YOUR TASK
What you return must match the records below exactly, down to each character.

EXERCISE INPUTS
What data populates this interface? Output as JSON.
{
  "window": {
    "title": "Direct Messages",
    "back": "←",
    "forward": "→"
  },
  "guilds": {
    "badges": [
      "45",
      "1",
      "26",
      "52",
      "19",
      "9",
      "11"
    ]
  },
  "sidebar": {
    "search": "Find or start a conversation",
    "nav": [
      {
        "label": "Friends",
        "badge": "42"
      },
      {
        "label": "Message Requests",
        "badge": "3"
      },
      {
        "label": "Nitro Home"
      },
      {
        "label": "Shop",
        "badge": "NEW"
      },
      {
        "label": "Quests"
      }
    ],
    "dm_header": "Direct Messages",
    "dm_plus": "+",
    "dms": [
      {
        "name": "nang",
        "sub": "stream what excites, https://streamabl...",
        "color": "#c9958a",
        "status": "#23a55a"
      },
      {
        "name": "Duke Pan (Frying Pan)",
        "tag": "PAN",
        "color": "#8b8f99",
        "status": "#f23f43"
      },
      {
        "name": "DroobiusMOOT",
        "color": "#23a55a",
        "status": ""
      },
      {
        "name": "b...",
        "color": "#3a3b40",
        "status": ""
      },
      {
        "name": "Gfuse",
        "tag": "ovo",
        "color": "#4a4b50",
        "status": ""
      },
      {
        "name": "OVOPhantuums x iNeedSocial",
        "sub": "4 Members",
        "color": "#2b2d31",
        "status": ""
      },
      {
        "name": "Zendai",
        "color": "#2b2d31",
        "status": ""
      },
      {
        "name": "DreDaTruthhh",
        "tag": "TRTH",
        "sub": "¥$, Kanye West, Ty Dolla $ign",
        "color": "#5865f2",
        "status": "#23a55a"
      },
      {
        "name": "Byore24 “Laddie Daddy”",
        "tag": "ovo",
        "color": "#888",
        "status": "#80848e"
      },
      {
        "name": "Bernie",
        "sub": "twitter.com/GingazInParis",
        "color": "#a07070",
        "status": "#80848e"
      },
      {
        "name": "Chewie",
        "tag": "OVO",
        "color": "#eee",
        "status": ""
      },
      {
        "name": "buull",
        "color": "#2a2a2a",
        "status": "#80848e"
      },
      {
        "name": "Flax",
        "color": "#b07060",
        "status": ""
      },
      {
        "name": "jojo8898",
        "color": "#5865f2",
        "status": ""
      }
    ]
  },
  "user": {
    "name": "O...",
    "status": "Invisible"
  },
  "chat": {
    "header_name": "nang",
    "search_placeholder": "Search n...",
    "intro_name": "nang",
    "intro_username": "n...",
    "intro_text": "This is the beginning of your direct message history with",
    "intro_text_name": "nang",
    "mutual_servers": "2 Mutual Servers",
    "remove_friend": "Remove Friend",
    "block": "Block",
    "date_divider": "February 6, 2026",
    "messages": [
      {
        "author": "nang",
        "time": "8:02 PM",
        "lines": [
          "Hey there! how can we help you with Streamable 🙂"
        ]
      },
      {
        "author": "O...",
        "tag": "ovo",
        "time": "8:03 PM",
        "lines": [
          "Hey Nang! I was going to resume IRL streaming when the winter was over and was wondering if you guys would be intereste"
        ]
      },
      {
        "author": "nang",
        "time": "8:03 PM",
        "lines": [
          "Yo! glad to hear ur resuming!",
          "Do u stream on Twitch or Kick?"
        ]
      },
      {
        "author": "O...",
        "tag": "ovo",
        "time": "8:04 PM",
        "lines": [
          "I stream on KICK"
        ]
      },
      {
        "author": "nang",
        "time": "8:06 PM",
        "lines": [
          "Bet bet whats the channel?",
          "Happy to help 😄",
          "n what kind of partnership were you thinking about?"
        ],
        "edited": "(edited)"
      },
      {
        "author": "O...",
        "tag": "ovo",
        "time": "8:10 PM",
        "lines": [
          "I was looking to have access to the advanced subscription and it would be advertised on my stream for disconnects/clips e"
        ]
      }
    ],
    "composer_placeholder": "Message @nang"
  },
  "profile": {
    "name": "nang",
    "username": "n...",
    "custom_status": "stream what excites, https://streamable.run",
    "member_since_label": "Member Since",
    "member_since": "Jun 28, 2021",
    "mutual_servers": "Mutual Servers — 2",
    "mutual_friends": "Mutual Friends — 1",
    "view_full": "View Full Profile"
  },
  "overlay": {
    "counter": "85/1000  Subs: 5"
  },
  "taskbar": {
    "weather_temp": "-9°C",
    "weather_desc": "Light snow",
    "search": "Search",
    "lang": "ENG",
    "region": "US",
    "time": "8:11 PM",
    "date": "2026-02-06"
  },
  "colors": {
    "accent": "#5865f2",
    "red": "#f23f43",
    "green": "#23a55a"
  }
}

RESULT OF THIS EXERCISE
What data populates this interface? Output as JSON.
{
  "window": {
    "title": "Direct Messages",
    "back": "←",
    "forward": "→"
  },
  "guilds": {
    "badges": [
      "45",
      "1",
      "26",
      "52",
      "19",
      "9",
      "11"
    ]
  },
  "sidebar": {
    "search": "Find or start a conversation",
    "nav": [
      {
        "label": "Friends",
        "badge": "42"
      },
      {
        "label": "Message Requests",
        "badge": "3"
      },
      {
        "label": "Nitro Home"
      },
      {
        "label": "Shop",
        "badge": "NEW"
      },
      {
        "label": "Quests"
      }
    ],
    "dm_header": "Direct Messages",
    "dm_plus": "+",
    "dms": [
      {
        "name": "nang",
        "sub": "stream what excites, https://streamabl...",
        "color": "#c9958a",
        "status": "#23a55a"
      },
      {
        "name": "Duke Pan (Frying Pan)",
        "tag": "PAN",
        "color": "#8b8f99",
        "status": "#f23f43"
      },
      {
        "name": "DroobiusMOOT",
        "color": "#23a55a",
        "status": ""
      },
      {
        "name": "b...",
        "color": "#3a3b40",
        "status": ""
      },
      {
        "name": "Gfuse",
        "tag": "ovo",
        "color": "#4a4b50",
        "status": ""
      },
      {
        "name": "OVOPhantuums x iNeedSocial",
        "sub": "4 Members",
        "color": "#2b2d31",
        "status": ""
      },
      {
        "name": "Zendai",
        "color": "#2b2d31",
        "status": ""
      },
      {
        "name": "DreDaTruthhh",
        "tag": "TRTH",
        "sub": "¥$, Kanye West, Ty Dolla $ign",
        "color": "#5865f2",
        "status": "#23a55a"
      },
      {
        "name": "Byore24 “Laddie Daddy”",
        "tag": "ovo",
        "color": "#888",
        "status": "#80848e"
      },
      {
        "name": "Bernie",
        "sub": "twitter.com/GingazInParis",
        "color": "#a07070",
        "status": "#80848e"
      },
      {
        "name": "Chewie",
        "tag": "OVO",
        "color": "#eee",
        "status": ""
      },
      {
        "name": "buull",
        "color": "#2a2a2a",
        "status": "#80848e"
      },
      {
        "name": "Flax",
        "color": "#b07060",
        "status": ""
      },
      {
        "name": "jojo8898",
        "color": "#5865f2",
        "status": ""
      }
    ]
  },
  "user": {
    "name": "O...",
    "status": "Invisible"
  },
  "chat": {
    "header_name": "nang",
    "search_placeholder": "Search n...",
    "intro_name": "nang",
    "intro_username": "n...",
    "intro_text": "This is the beginning of your direct message history with",
    "intro_text_name": "nang",
    "mutual_servers": "2 Mutual Servers",
    "remove_friend": "Remove Friend",
    "block": "Block",
    "date_divider": "February 6, 2026",
    "messages": [
      {
        "author": "nang",
        "time": "8:02 PM",
        "lines": [
          "Hey there! how can we help you with Streamable 🙂"
        ]
      },
      {
        "author": "O...",
        "tag": "ovo",
        "time": "8:03 PM",
        "lines": [
          "Hey Nang! I was going to resume IRL streaming when the winter was over and was wondering if you guys would be intereste"
        ]
      },
      {
        "author": "nang",
        "time": "8:03 PM",
        "lines": [
          "Yo! glad to hear ur resuming!",
          "Do u stream on Twitch or Kick?"
        ]
      },
      {
        "author": "O...",
        "tag": "ovo",
        "time": "8:04 PM",
        "lines": [
          "I stream on KICK"
        ]
      },
      {
        "author": "nang",
        "time": "8:06 PM",
        "lines": [
          "Bet bet whats the channel?",
          "Happy to help 😄",
          "n what kind of partnership were you thinking about?"
        ],
        "edited": "(edited)"
      },
      {
        "author": "O...",
        "tag": "ovo",
        "time": "8:10 PM",
        "lines": [
          "I was looking to have access to the advanced subscription and it would be advertised on my stream for disconnects/clips e"
        ]
      }
    ],
    "composer_placeholder": "Message @nang"
  },
  "profile": {
    "name": "nang",
    "username": "n...",
    "custom_status": "stream what excites, https://streamable.run",
    "member_since_label": "Member Since",
    "member_since": "Jun 28, 2021",
    "mutual_servers": "Mutual Servers — 2",
    "mutual_friends": "Mutual Friends — 1",
    "view_full": "View Full Profile"
  },
  "overlay": {
    "counter": "85/1000  Subs: 5"
  },
  "taskbar": {
    "weather_temp": "-9°C",
    "weather_desc": "Light snow",
    "search": "Search",
    "lang": "ENG",
    "region": "US",
    "time": "8:11 PM",
    "date": "2026-02-06"
  },
  "colors": {
    "accent": "#5865f2",
    "red": "#f23f43",
    "green": "#23a55a"
  }
}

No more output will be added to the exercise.